** Task material follows **

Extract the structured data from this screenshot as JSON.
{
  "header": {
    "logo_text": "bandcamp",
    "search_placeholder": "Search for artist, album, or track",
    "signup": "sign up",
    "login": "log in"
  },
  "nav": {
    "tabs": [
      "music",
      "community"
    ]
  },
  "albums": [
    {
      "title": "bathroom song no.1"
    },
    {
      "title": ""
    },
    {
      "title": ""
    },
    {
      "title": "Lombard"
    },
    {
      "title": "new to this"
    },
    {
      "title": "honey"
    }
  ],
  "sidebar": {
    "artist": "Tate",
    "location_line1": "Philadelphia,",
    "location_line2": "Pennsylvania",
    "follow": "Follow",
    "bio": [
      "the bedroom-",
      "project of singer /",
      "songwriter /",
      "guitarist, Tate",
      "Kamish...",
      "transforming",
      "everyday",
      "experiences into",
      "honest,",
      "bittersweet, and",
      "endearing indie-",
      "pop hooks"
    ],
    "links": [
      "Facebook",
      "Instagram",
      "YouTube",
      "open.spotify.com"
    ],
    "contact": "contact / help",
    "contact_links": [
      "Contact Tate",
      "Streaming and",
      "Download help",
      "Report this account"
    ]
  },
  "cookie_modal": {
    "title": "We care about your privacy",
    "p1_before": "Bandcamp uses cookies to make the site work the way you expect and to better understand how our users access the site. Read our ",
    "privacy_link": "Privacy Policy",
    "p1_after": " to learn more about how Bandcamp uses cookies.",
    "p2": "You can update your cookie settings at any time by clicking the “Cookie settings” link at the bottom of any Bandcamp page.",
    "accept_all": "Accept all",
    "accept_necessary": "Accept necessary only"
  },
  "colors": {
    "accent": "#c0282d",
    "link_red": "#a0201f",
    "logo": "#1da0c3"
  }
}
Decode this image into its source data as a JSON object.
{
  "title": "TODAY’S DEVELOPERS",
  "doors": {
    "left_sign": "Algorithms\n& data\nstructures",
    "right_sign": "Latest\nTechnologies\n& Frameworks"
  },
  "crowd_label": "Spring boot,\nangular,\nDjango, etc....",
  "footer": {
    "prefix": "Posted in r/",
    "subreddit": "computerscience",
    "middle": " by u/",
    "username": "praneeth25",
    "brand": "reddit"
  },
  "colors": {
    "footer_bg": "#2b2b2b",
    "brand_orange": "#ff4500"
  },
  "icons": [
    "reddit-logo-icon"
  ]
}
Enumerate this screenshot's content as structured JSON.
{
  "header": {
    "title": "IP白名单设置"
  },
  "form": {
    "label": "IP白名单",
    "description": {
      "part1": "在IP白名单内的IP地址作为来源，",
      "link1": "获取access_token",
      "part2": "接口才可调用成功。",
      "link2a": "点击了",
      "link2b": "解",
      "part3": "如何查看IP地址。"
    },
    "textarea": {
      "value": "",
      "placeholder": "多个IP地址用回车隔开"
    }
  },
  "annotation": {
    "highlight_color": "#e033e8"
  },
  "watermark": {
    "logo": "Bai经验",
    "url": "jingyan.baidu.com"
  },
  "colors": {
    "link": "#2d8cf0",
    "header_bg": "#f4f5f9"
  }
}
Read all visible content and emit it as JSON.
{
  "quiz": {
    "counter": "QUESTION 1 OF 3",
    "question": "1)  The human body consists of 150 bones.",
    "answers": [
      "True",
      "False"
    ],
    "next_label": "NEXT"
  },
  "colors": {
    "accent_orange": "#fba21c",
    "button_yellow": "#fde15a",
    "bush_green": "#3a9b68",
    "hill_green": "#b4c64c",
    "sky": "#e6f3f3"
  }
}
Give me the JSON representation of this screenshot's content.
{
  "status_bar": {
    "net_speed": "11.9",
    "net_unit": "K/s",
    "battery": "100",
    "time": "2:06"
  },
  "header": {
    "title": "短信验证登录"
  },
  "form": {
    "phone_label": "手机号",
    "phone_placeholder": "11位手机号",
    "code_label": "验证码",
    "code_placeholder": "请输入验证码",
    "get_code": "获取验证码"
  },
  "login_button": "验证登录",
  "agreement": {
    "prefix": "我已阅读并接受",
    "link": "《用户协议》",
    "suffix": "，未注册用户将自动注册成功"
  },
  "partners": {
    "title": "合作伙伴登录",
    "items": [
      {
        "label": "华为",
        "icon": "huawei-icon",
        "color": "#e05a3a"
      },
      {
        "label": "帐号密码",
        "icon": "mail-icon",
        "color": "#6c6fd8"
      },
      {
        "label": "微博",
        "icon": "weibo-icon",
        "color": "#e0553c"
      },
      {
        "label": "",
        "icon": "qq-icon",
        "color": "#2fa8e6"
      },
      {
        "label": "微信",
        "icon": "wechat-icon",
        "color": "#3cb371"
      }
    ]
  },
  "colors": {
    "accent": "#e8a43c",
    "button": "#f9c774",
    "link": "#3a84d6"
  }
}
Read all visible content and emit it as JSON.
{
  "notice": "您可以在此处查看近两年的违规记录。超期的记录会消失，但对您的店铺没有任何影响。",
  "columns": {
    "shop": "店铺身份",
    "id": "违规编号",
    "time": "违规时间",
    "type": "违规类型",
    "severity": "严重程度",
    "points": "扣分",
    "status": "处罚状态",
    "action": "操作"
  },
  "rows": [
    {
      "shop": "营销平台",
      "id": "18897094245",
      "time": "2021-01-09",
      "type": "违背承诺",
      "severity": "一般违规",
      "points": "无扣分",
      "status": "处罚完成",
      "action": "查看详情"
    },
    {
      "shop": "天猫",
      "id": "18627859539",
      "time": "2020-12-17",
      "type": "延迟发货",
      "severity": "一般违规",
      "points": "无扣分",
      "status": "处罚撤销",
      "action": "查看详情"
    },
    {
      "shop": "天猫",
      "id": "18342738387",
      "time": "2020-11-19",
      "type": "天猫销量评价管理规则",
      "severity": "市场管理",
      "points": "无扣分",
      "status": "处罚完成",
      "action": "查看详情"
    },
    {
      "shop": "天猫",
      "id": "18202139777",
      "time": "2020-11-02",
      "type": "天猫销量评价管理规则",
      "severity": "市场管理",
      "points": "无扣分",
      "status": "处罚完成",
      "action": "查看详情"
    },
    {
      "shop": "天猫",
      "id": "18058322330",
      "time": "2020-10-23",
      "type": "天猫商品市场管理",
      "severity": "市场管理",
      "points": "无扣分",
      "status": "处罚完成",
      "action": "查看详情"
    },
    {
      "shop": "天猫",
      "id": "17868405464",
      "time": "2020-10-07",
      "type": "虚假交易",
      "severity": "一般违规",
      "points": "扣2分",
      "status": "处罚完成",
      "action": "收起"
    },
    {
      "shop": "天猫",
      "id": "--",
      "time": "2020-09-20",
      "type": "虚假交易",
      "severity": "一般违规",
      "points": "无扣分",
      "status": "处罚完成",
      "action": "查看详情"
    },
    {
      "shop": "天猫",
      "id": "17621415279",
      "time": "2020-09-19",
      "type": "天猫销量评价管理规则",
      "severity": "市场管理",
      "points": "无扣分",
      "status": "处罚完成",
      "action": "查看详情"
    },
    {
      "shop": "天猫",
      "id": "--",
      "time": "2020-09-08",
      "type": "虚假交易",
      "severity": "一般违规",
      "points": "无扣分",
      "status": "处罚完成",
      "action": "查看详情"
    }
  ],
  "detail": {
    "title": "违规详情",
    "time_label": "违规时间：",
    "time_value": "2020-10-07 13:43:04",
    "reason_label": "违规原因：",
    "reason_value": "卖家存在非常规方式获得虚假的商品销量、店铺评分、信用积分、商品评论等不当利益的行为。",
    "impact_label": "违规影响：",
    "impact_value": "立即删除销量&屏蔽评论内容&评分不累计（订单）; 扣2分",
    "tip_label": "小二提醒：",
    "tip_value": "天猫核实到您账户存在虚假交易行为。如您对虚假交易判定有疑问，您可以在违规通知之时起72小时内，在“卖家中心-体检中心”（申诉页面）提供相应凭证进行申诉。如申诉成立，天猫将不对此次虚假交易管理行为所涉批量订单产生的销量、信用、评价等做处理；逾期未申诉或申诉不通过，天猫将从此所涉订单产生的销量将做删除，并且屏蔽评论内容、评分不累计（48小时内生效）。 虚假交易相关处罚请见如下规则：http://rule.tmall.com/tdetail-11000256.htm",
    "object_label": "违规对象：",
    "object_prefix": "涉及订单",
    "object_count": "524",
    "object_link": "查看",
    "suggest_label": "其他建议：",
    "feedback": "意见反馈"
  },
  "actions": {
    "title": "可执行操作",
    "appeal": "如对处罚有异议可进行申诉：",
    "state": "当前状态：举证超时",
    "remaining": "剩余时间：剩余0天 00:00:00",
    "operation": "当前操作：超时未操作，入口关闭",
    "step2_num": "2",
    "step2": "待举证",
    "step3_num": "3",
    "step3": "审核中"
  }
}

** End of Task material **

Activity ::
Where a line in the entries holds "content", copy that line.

Response to this task ::
Enumerate this screenshot's content as structured JSON.
Read all visible content and emit it as JSON.
Give me the JSON representation of this screenshot's content.
Read all visible content and emit it as JSON.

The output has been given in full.